DATA EXTRACTS =
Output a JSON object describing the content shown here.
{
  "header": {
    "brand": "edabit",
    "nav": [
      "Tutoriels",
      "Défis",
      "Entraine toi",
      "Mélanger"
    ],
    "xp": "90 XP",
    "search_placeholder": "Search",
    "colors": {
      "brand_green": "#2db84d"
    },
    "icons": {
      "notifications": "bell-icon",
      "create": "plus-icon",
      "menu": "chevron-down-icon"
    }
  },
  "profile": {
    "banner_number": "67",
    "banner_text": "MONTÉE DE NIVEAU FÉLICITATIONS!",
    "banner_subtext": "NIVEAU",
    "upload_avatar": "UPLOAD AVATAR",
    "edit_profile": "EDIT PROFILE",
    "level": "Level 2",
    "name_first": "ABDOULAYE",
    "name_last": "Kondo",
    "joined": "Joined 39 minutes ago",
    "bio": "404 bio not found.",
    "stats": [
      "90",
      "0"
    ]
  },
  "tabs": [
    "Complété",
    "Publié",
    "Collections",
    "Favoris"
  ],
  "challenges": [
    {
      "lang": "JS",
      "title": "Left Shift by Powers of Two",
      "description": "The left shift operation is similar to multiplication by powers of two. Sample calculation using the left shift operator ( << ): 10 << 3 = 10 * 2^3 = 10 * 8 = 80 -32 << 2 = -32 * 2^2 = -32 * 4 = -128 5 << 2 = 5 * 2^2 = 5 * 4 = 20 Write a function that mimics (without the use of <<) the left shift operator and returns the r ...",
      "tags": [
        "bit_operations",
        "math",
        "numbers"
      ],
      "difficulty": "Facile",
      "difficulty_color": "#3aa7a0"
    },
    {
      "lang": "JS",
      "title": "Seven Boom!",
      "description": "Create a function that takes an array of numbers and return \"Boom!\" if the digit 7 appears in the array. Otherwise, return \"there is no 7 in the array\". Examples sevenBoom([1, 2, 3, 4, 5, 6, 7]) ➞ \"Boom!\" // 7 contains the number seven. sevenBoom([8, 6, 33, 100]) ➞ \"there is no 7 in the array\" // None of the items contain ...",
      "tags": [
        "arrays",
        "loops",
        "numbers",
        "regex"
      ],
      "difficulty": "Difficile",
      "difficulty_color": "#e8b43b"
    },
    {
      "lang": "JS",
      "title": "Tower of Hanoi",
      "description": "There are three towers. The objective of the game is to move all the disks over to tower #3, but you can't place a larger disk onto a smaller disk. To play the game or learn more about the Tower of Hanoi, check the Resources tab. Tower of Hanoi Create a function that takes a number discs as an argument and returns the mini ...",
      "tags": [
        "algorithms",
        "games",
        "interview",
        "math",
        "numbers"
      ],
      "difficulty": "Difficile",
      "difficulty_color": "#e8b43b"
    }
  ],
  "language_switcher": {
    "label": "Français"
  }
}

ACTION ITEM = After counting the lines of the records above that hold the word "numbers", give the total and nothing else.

COMPLETED EXERCISE = 4